''Stratton offers important critiques of the function of racism in everyday relations in Australia. In so doing, he canvasses an impressive array of sites and theories, inviting the reader into significant debates and urging them to appreciate the magnitude of these urgent ethical issues and their fundamental relationship to the workings of capital. More than a snapshot of a specific political landscape, however, Uncertain Lives provides a way into key theoretical debates circulating in the first decade of the 2000s, weaving complex theory into grounded debates. These critical interventions highlight the continuity current policy and law has with historical forms of racism and exclusion in Australia. As such, the insights developed in this book bring to the forefront the urgent need for our politicians to reflect upon the ethics of our policy positions. While the book is brought together by the overriding concerns of race, culture and neoliberalism, each chapter also makes sense on its own, making it an ideal choice for inclusion on University courses concerned with the nexus of politics and race, immigration and exclusion, neoliberalism and punishment, or popular culture and racism.''
- Elaine Kelly, 'Continuum: Journal of Media & Cultural Studies', (March 2013).
“For thirty years, Jon Stratton has been the sharpest, most acute observer of cultural phenomena around.
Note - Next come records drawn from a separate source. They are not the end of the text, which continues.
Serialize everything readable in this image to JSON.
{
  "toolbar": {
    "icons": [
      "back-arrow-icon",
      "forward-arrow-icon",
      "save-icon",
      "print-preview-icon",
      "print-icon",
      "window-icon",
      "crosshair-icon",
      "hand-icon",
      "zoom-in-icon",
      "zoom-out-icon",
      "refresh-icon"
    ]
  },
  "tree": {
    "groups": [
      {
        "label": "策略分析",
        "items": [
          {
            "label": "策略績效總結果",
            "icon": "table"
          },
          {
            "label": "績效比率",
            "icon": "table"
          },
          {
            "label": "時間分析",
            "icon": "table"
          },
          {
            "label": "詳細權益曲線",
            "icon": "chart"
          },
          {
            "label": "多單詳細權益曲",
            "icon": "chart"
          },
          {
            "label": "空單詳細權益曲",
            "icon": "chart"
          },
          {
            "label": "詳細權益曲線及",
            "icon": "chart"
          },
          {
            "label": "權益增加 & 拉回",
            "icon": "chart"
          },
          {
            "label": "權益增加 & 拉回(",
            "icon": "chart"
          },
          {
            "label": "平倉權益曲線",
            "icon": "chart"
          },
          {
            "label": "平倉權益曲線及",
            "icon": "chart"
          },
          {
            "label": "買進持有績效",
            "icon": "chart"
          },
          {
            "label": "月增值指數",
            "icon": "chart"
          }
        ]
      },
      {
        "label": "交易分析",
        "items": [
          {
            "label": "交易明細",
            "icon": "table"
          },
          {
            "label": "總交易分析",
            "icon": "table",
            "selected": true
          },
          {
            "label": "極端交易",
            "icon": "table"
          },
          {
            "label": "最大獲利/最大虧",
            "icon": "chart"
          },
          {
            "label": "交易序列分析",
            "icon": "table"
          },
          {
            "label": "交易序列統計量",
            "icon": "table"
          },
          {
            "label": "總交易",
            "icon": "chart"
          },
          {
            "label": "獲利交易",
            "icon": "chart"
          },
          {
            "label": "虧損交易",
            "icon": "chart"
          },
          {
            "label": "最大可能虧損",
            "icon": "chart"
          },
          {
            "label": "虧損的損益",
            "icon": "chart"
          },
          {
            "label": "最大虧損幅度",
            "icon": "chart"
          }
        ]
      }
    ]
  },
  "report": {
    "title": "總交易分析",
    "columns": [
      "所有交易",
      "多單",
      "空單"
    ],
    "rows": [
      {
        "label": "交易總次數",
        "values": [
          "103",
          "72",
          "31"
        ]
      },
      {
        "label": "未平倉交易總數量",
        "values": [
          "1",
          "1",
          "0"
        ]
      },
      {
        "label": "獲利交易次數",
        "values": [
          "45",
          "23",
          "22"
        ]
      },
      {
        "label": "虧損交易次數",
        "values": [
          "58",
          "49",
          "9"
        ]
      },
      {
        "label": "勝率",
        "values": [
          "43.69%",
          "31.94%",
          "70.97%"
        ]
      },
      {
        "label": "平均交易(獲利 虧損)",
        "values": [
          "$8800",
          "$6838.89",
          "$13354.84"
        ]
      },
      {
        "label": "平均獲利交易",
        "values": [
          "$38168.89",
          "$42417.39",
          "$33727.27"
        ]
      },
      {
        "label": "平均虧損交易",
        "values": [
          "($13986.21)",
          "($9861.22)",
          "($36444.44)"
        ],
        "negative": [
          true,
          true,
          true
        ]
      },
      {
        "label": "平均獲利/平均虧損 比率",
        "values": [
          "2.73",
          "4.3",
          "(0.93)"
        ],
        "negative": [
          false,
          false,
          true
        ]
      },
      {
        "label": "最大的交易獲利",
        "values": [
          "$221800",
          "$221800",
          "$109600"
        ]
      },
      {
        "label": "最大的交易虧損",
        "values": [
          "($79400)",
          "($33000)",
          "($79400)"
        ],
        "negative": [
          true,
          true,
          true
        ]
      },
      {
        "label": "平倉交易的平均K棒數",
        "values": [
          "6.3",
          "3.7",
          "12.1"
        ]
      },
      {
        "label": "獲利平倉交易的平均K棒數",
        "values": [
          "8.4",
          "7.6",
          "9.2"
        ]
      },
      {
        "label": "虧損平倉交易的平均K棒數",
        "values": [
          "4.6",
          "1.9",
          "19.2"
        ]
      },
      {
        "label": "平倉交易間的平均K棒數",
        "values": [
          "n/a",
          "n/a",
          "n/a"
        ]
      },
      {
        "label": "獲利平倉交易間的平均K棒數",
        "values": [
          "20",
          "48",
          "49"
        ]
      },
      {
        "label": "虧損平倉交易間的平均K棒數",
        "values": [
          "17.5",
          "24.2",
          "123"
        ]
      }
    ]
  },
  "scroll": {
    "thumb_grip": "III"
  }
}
This latest collection of his investigations into the racial contours of Australian neoliberalism is further testimony to the extraordinary contribution he has made to cultural studies around the globe.”
– Toby Miller, University of California, Riverside, USA; author of The Well-Tempered Self (1993), Technologies Of Truth (1998), Cultural Citizenship (2007) and Makeover Nation (2008)
“In a context of global crises – political, economic and social – Stratton’s book stages a series of compelling interventions that clarify the origins of these crises and their impact on the lives of both citizens and socially designated ‘others.’ At once analytical and impassioned, this is a landmark book offering a rigorous and inspired account of the destructive ways in which neoliberalism has critically transformed Australian society and culture.”
– Joseph Pugliese, Macquarie University, Sydney, Australia; author of Biometerics (2010); editor of Transmediterranean (2010)